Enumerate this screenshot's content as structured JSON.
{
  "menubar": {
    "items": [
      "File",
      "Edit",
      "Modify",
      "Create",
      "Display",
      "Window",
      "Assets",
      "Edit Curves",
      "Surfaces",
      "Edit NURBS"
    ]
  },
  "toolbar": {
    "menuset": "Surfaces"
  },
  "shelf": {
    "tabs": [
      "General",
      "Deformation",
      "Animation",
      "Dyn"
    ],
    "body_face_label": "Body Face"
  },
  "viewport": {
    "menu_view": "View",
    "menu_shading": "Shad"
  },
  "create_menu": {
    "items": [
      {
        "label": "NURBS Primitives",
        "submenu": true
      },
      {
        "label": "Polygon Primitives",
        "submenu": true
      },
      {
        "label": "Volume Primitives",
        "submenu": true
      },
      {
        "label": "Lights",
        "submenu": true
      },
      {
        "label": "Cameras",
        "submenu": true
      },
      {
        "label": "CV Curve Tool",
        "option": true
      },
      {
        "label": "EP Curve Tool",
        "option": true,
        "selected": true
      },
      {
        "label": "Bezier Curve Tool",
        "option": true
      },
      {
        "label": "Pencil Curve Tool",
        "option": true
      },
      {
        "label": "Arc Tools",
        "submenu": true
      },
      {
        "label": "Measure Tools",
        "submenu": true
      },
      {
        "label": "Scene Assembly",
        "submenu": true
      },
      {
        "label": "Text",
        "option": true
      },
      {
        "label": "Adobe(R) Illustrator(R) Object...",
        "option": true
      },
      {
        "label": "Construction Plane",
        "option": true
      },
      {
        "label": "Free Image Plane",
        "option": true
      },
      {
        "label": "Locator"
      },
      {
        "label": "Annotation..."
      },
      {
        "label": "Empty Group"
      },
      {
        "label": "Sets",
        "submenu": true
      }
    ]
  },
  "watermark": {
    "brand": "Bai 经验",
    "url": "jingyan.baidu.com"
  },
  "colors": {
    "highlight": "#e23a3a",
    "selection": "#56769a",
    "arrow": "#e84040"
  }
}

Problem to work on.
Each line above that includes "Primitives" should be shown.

Result of the task.
        "label": "NURBS Primitives",
        "label": "Polygon Primitives",
        "label": "Volume Primitives",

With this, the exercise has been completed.